    Stadthagen-Gonzalez, H., Imbault, C., Sánchez, M.A.P., Brysbaert, M.: Norms of valence and arousal for 14,031 Spanish words. Behav. Res. Meth. 49, 111–123 (2017)CrossRefGoogle Scholar
  17. 17.
    Yao, Z., Wu, J., Zhang, Y., Wang, Z.: Norms of valence, arousal, concreteness, familiarity, image ability, and context availability for 1,100 Chinese words. Behav. Res. Meth. 49, 1374–1385 (2017)CrossRefGoogle Scholar
  18. 18.
    Yu, L.-C., Lee, L.-H., Hao, S., Wang, J., He, Y., Hu, J., Lai, K.R., Zhang, X.: Building Chinese affective resources in valence-arousal dimensions. In: Proceedings of NAACL-HLT, pp. 540–545 (2016)Google Scholar
  19. 19.
    Wang, Y.N., Zhou, L.M., Luo, Y.J.: The pilot establishment and evaluation of Chinese affective word system. Chin. Mental Health J. 22, 39–43 (2008)Google Scholar
  20. 20.
    Chinese Lexicon. Produced by State Key Laboratory of Intelligent Technology and Systems. Tsinghua University and Institute of Automation, Chinese Academy of Sciences. Retrieved from Chinese linguistic Data Consortium Beijing, China (2003)Google Scholar
  21. 21.
    Lexicon of common words in contemporary Chinese (protocol), Produced by Lexicon of common words in contemporary Chinese research team, The Commercial Press, Beijing, China (2008)Google Scholar
  22. 22.
    Mehrabian, A.: Pleasure-arousal-dominance: A general framework for describing and measuring individual differences in temperament. Curr. Psychol. 14(4), 261–292 (1996)MathSciNetCrossRefGoogle Scholar
  23. 23.
    Heise, D.R.: Semantic differential profiles for 1,000 most frequent English words. Psychol. Monogr. Gen. Appl. 79(8), 1–31 (1965)CrossRefGoogle Scholar
  24. 24.
    Hutto, C.J., Gilbert, E.: Vader: A parsimonious rule-based model for sentiment analysis of social media text. In: Eighth International AAAI Conference on Weblogs and Social Media, pp. 216–225 (2014)Google Scholar
  25. 25.
    Heise, D.R.: Affect control theory: concepts and model. J. Math. Sociol. 13(1–2), 1–33 (1987)MathSciNetCrossRefzbMATHGoogle Scholar
  26. 26.
    Li, M., Lu, Q., Long, Y.: Representation learning of multiword expressions with compositionality constraint. In: Li, G., Ge, Y., Zhang, Z., Jin, Z., Blumenstein, M. (eds.) KSEM 2017. LNCS (LNAI), vol. 10412, pp. 507–519. Springer, Cham (2017). CrossRefGoogle Scholar
  27. 27.
    Frege, G.: The Foundations of Arithmetic: A Logico-Mathematical Enquiry into the Concept of Number. Northwestern University Press, Evanston (1980)Google Scholar
  28. 28.
    Zhao, Y., Liu, Z., Sun, M.: Phrase type sensitive tensor indexing model for semantic composition. In: AAAI, pp. 2195–2202 (2015)Google Scholar
  29. 29.
    Calvo, R.A., Mac Kim, S.: Emotions in text: dimensional and categorical models. Comput. Intell. 29(3), 527–543 (2013)MathSciNetCrossRefGoogle Scholar
  30. 30.
    Moors, A., De Houwer, J., Hermans, D., Wanmaker, S., Van Schie, K., Van Harmelen, A.-L., De Schryver, M., De Winne, J., Brysbaert, M.: Norms of valence, arousal, dominance, and age of acquisition for 4,300 Dutchwords. Behav. Res. Meth. 45(1), 169–177 (2013)CrossRefGoogle Scholar

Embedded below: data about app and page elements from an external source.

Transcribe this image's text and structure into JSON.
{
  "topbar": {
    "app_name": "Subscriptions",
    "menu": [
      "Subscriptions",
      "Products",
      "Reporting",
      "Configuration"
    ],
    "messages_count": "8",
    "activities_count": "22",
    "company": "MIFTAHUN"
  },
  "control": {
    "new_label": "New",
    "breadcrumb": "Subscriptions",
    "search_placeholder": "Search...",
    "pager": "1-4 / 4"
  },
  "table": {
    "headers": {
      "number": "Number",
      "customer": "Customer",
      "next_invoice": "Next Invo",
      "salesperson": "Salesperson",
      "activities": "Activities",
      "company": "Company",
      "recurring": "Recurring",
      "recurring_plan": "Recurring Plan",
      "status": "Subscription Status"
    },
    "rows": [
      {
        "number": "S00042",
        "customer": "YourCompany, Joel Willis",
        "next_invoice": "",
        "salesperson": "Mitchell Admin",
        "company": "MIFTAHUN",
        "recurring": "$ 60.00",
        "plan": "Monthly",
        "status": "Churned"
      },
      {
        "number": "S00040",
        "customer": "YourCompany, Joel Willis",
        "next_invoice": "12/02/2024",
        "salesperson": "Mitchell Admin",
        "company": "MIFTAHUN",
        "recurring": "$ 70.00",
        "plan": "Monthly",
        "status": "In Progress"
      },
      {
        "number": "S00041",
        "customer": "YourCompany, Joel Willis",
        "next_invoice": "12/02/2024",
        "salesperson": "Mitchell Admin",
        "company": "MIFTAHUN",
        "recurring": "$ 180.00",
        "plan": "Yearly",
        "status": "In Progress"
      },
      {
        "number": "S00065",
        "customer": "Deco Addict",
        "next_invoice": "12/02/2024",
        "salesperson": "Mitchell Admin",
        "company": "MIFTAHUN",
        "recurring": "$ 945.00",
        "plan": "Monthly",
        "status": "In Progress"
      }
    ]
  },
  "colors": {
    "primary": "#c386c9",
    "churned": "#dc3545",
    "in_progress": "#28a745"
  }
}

Copyright information

© Springer Nature Singapore Pte Ltd. 2018

Authors and Affiliations

  1. 1.Department of ComputingThe Hong Kong Polytechnic UniversityHong KongChina
  2. 2.CAS Key Laboratory of Mental HealthInstitute of PsychologyBeijingChina
  3. 3.Department of PsychologyUniversity of Chinese Academy of SciencesBeijingChina

Personalised recommendations